Beware that the 2.5 channel has bundler v2 and the 2.6 channel has v1, I have no idea why but it's tripped me up at least four times now

Sniglet is a Font for Avoiding Font Loading Mistakes

I am not a designer, nor will I ever be. Things look perfectly fine to me a very long time before they look OK to anyone else! Along with that, I don't always find it easy to tell fonts apart. I can do serif-ish and sans-ish but if the fixed-width font has serifs on it I sometimes miss that detail if I'm not looking for it - which also means that I have no idea if I've loaded the fonts I was thinking of or not.

To get around this, I test everything by switching the font to Sniglet from the League of Moveable Type. It's ... umistakable! Continue reading

OpenAPI Description using API key and secret

I've been working on a few OpenAPI descriptions of APIs lately, and really enjoying the benefits they bring. In particular the ability to import into Postman as a collection I think is a "killer feature" for APIs looking to get developers up and running quickly. The catch? I found that an API that needs an API key and secret, or a username and password/token, is supposed to be described with multiple security schemes - but this does not play nicely with tools like Postman. Continue reading

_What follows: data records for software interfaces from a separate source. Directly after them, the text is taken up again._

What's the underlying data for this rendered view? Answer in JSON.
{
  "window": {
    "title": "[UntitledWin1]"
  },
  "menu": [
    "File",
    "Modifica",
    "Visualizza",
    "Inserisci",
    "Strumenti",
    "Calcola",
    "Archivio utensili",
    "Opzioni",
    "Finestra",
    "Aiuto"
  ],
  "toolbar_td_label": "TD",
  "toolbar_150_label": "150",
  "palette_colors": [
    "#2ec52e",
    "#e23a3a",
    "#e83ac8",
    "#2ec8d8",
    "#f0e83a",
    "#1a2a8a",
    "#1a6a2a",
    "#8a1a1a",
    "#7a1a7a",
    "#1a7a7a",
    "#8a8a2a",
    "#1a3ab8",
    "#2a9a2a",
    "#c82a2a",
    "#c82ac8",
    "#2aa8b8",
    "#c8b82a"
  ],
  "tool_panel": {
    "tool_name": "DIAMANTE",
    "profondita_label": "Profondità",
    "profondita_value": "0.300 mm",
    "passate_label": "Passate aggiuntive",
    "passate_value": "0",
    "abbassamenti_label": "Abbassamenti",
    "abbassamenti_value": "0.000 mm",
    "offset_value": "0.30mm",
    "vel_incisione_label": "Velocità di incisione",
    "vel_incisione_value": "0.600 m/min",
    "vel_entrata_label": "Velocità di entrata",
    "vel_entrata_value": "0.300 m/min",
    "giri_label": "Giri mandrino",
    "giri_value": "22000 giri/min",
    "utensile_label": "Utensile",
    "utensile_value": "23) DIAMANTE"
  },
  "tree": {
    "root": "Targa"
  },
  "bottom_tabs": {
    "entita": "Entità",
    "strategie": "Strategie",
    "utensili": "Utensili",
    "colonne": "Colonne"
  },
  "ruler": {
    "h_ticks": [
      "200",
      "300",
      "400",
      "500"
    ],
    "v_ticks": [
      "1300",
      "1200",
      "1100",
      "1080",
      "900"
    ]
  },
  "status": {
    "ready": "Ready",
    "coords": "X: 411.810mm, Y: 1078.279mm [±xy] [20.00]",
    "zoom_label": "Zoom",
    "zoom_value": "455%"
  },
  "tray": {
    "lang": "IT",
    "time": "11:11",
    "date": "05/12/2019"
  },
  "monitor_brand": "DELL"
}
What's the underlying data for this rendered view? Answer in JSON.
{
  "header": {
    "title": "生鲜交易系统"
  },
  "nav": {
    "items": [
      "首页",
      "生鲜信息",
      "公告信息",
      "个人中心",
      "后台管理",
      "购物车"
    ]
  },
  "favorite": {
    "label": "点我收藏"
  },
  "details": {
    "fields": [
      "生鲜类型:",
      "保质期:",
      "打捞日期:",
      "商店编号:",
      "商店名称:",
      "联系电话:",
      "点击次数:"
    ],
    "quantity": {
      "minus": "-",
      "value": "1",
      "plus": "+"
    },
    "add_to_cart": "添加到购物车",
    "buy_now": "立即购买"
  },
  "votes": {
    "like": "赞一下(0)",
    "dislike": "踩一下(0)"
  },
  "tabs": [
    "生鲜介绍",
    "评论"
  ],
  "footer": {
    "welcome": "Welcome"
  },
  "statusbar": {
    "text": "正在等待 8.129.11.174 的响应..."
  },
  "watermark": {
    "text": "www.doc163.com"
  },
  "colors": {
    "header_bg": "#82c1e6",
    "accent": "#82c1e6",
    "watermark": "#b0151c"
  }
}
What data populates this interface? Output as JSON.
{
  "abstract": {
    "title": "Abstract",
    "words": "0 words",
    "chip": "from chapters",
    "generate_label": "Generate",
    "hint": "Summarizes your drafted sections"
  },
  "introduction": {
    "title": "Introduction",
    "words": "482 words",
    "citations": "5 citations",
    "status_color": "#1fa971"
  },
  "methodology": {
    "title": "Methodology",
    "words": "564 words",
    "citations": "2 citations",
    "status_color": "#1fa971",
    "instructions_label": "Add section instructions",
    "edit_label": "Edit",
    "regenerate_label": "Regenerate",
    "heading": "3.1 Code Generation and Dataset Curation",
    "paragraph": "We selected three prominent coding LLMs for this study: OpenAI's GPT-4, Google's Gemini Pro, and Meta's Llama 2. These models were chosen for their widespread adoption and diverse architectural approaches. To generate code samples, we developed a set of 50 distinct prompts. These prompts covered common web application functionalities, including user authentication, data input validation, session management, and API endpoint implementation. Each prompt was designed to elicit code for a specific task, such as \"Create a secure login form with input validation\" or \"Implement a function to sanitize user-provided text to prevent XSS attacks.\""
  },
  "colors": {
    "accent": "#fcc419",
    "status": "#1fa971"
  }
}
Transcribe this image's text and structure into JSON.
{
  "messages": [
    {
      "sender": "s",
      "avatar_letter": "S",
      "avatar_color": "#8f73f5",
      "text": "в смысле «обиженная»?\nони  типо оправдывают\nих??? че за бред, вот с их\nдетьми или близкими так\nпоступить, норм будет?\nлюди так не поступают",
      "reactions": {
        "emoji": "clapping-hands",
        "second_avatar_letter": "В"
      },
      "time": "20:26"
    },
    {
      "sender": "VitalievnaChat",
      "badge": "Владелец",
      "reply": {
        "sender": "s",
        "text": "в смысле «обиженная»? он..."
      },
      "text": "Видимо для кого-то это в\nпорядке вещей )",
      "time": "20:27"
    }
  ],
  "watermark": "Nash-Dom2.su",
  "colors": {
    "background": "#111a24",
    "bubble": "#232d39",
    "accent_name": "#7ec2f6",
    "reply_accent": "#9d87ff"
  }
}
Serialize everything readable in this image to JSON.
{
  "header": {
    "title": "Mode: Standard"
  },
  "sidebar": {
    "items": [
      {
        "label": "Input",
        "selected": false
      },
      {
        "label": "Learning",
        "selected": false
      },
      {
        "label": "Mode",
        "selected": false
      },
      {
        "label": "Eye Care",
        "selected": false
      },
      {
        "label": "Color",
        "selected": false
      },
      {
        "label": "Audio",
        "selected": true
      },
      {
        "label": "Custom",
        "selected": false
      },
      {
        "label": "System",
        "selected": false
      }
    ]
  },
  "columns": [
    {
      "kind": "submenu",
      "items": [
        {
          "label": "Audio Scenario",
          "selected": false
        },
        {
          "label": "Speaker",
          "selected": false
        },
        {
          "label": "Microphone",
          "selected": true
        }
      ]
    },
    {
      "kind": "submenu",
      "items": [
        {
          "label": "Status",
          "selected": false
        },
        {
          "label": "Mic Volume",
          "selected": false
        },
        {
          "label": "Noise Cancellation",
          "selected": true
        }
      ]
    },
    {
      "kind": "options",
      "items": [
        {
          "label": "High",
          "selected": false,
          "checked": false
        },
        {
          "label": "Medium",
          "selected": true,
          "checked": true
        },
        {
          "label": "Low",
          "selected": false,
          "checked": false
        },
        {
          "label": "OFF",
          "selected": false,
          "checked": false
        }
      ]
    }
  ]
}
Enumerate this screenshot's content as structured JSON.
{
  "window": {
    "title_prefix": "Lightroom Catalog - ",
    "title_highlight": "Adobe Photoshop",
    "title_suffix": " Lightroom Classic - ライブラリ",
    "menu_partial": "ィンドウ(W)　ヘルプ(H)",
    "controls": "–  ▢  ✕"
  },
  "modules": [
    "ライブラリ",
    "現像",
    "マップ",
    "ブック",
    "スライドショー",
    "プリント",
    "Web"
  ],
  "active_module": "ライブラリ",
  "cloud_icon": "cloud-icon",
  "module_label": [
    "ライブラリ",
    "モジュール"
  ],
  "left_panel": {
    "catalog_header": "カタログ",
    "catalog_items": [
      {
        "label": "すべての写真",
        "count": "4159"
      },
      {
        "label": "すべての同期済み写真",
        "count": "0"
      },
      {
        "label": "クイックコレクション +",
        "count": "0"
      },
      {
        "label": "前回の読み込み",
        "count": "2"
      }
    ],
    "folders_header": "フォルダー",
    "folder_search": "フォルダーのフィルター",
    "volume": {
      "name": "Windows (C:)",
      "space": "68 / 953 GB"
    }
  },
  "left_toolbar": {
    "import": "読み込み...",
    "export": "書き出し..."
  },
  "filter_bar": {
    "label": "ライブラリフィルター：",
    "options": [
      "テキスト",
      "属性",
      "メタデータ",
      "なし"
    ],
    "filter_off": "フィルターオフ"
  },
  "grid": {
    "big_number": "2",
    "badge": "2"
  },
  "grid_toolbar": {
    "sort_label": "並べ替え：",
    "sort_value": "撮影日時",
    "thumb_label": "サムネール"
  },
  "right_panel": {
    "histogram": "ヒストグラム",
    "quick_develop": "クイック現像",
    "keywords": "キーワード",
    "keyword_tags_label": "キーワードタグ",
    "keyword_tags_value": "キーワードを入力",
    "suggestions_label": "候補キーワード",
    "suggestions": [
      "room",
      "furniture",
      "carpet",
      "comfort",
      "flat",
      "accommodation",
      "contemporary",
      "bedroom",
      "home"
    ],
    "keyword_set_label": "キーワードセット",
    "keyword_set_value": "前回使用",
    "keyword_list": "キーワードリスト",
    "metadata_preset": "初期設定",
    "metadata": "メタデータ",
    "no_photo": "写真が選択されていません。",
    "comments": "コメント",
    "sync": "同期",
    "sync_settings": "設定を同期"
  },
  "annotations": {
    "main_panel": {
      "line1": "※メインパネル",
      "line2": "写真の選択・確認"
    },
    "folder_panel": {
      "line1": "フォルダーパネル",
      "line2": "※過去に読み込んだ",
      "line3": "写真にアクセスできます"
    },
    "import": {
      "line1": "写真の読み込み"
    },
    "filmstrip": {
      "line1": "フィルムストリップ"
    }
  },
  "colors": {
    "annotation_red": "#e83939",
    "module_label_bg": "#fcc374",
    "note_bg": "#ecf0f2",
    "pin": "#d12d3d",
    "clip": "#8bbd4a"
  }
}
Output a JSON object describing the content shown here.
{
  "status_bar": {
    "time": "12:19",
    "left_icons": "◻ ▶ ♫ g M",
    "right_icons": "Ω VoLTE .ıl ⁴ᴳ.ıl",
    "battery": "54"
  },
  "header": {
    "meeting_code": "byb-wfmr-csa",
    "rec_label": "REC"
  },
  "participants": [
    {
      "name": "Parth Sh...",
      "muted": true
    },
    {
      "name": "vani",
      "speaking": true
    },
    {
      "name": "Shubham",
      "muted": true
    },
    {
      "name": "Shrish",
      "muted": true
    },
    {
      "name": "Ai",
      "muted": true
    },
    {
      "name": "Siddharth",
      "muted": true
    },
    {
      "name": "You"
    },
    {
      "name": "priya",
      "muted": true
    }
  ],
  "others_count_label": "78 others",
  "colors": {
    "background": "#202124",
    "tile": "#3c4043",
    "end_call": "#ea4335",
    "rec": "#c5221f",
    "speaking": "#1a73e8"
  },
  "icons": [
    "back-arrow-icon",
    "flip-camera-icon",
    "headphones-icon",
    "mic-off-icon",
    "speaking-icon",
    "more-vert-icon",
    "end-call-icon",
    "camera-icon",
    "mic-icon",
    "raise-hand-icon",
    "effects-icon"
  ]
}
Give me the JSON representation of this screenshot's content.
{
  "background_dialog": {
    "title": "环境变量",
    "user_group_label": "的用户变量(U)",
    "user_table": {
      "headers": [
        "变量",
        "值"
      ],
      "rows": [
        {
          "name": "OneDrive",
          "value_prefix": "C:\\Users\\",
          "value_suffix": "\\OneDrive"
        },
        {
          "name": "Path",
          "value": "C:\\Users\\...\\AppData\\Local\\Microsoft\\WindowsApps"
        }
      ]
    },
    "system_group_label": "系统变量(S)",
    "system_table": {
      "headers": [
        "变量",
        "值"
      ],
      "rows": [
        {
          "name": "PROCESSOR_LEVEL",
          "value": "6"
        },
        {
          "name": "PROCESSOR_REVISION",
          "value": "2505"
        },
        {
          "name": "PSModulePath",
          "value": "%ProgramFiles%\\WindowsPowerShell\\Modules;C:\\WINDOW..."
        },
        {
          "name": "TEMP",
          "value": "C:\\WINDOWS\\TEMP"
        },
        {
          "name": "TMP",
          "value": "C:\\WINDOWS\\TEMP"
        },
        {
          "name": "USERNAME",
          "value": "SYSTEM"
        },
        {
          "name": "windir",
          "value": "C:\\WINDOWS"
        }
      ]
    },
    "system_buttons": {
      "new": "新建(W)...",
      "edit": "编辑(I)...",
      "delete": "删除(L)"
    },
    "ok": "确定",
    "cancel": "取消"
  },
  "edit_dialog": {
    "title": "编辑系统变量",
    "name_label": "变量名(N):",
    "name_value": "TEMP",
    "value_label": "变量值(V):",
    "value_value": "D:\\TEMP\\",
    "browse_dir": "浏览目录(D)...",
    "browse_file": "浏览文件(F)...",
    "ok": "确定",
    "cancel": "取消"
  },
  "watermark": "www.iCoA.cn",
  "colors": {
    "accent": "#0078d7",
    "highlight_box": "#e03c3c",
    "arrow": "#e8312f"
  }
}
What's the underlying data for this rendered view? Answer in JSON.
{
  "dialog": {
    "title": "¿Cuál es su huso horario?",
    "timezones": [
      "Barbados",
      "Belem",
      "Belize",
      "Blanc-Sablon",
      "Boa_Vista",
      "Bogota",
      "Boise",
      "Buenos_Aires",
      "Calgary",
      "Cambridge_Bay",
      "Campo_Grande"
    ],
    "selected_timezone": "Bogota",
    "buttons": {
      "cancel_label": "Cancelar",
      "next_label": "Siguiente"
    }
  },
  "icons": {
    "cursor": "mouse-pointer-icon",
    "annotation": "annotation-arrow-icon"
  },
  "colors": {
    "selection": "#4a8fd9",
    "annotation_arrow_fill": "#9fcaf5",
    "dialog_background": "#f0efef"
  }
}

The Laravel Synchronous Queue

Using queues for asynchronous processing is one of my favourite tricks for offloading hard work from web servers. When working with Laravel recently I was pleased to find that it supports beanstalkd out of the box. I've got opinions about frameworks with Opinions but I did find one thing I really liked in the way Laravel uses queues: the sync queue option that runs your queue synchronously on your development platform so you can develop and debug your work, then switch the queue platform you use later. Continue reading

Handy Beanstalkd Admin Console

I've been building apps with queues lately and mostly using beanstalkd as my queue because it is very simple, very fast and on my platform it is [apt install beanstalkd] -easy to install. I have also been using a handy web interface for beanstalkd which I like so much that I felt I ought to share! It's beanstalk-console, which is a PHP-based web interface to one (or many) beanstalkd servers. Continue reading

HTTP Toolbox

As Web Developers, we need to know how to work with HTTP from every angle. I gave a 2-hour tutorial at PHP UK that included some of my most trusted tools - but it was sold out and a bunch of people asked me if there was video (there wasn't, tutorials make little sense when videoed). Instead, I thought I'd try to set out a self-study version of the workshop (I rarely teach these days so I'm unlikely to deliver it anywhere else).

There's a slide deck, some exercises and a sample repo on GitHub ... let's dive in! Continue reading

Using Tags in your OpenAPI Spec

Working with OpenAPI is bringing so many possibilities to the way that developers work with APIs, it's exciting! The spec is very comprehensive though and I've found myself answering questions on individual aspects of it recently, so I thought I'd capture one or two of those things here. Today: tags. Continue reading

Windows removed my grub menu

I know this will happen to me again at a bad moment so I'm putting it here on my blog and hoping I can find it in my future hour of need ...

My work machine is a Windows PC, with dual boot to the Ubuntu partition that I actually use. Sometimes, when booting Windows, it "repairs" its disks and removes my grub menu, booting straight into Windows without showing me the grub menu.

To fix this: interrupt the startup, choose the boot device and pick the Ubuntu partition from the list.

Once booted, you can boot-repair to sort out grub - I also travel with a boot disk, just in case!

Ready-to-wear API Collections with OpenAPI and Postman

Have you noticed that API providers are starting to offer "descriptions" of their APIs? These are usually OpenAPI specifications, computer-readable documents that describe every aspect of an API's endpoints. They can be used to generate documentation, SDKs, but now they can also be used for my favourite API-related activity: poking around! Postman just added a feature to allow importing OpenAPIs and I love it. Continue reading